To facilitate analysis, most organizations use multiple years’ worth of financial data for comparison purposes. This is known as a trend analysis; an upward trend would indicate that an organization is doing better on all accounts (income statements, cash flow statements, etc.) than in previous years; a downward trend would indicate the opposite.

A company’s financial information can include more than just income statements, balance sheets and cash flow statements.

Looking for a different skillset?

Hire related Fintalents

Case studies

Want to become a Fintalent?

»Our Fintalent was incredible. He always went a layer deeper. We now consider Fintalent a partner on all our new projects.«

Tiara Letourneau
Tiara Letourneau
CFOO, Rewrite Capital

»Fintalent gives me access to high potential strategy and M&A professionals, efficiently and fast. Their quality is unmatched in the industry. Fintalent is here to fundamentally change the way companies run high-impact M&A projects.«

Melik Salmi
Seyfi Melik Salmi
Senior Director Corporate Development & Strategy at SAP

»Fintalent was able to provide consulting advice in very little time for one of our latest M&A projects.
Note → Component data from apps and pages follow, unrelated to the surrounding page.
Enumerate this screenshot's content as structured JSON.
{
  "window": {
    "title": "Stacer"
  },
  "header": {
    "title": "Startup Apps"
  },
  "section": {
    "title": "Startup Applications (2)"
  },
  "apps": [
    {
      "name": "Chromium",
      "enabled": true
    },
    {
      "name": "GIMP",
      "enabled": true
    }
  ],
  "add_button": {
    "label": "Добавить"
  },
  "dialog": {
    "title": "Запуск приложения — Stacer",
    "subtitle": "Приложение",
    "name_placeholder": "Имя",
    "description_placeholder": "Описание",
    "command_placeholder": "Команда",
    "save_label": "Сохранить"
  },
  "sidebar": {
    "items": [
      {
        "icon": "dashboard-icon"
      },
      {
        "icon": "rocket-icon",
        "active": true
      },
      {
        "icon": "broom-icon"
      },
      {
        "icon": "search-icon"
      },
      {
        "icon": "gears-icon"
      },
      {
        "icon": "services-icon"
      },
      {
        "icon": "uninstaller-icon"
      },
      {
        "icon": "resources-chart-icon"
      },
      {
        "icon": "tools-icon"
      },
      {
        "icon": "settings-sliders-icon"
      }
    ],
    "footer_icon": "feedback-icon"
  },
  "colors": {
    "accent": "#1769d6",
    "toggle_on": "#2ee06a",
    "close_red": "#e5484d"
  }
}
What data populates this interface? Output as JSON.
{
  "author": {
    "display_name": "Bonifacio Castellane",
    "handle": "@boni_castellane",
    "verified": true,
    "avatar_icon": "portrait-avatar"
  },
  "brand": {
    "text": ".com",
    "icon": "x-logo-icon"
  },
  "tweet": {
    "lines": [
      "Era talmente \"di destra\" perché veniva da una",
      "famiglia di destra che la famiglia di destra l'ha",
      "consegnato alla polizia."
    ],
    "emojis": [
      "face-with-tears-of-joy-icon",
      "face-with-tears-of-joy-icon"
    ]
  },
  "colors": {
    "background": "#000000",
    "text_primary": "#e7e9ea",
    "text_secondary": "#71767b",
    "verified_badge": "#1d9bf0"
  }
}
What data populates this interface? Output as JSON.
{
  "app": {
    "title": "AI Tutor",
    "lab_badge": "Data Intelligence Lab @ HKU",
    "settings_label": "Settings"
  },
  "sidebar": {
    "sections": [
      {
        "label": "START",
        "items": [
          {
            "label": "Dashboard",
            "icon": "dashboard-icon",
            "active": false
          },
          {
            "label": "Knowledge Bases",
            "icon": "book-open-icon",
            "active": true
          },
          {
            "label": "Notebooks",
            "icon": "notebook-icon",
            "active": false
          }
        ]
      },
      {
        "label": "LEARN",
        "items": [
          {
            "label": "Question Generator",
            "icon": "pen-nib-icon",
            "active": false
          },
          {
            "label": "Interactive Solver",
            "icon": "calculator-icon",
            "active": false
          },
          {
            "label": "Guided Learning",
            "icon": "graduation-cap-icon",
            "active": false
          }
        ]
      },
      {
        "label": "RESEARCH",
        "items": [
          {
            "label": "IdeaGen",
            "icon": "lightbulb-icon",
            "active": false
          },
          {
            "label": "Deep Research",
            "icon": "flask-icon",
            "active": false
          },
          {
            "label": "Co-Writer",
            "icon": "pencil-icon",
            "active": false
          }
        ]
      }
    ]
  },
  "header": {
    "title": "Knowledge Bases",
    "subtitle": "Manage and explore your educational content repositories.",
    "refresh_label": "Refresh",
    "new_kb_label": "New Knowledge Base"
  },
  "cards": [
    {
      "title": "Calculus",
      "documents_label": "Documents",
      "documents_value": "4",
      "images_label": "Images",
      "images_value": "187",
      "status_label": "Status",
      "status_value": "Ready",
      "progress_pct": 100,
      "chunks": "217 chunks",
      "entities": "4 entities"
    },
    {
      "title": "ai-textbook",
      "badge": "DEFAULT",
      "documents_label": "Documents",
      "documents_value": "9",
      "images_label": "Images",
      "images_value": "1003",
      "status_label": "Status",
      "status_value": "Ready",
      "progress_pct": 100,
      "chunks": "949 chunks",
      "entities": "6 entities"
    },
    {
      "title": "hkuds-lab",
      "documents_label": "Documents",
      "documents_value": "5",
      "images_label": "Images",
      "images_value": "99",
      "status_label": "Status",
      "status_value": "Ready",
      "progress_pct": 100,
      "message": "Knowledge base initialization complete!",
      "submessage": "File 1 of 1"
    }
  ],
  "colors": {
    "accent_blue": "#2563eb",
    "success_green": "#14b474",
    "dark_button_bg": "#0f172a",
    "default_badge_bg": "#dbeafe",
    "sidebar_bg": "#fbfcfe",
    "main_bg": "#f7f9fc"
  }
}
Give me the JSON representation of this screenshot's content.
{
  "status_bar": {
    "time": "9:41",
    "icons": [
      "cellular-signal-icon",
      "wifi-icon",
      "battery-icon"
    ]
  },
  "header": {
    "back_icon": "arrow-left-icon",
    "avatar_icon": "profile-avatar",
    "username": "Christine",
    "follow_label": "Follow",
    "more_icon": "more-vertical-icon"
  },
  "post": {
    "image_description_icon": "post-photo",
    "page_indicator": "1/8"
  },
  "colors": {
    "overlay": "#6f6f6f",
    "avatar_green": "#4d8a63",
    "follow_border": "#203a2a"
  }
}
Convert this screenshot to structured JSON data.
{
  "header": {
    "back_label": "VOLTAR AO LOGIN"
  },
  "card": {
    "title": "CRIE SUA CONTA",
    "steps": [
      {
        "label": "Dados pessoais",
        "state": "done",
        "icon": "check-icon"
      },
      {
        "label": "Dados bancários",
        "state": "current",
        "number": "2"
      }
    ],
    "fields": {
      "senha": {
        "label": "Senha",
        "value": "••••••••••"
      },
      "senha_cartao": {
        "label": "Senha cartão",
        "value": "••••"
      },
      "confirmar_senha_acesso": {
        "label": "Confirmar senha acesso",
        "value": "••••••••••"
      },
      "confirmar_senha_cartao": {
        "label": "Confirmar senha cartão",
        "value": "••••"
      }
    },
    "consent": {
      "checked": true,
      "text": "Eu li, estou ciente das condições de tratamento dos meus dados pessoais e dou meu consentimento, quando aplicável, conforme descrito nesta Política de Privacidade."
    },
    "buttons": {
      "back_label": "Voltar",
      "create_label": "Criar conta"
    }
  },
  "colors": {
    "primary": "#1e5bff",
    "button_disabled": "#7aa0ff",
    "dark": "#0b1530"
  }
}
The support was hands-on, pragmatic and of high quality and was as a result critical to advance the project we were not able to properly address in the classical way.«

Dr. Fabian Kley
Dr. Fabian Kley
Head of Group Strategy and M&A at MAN Energy Solutions SE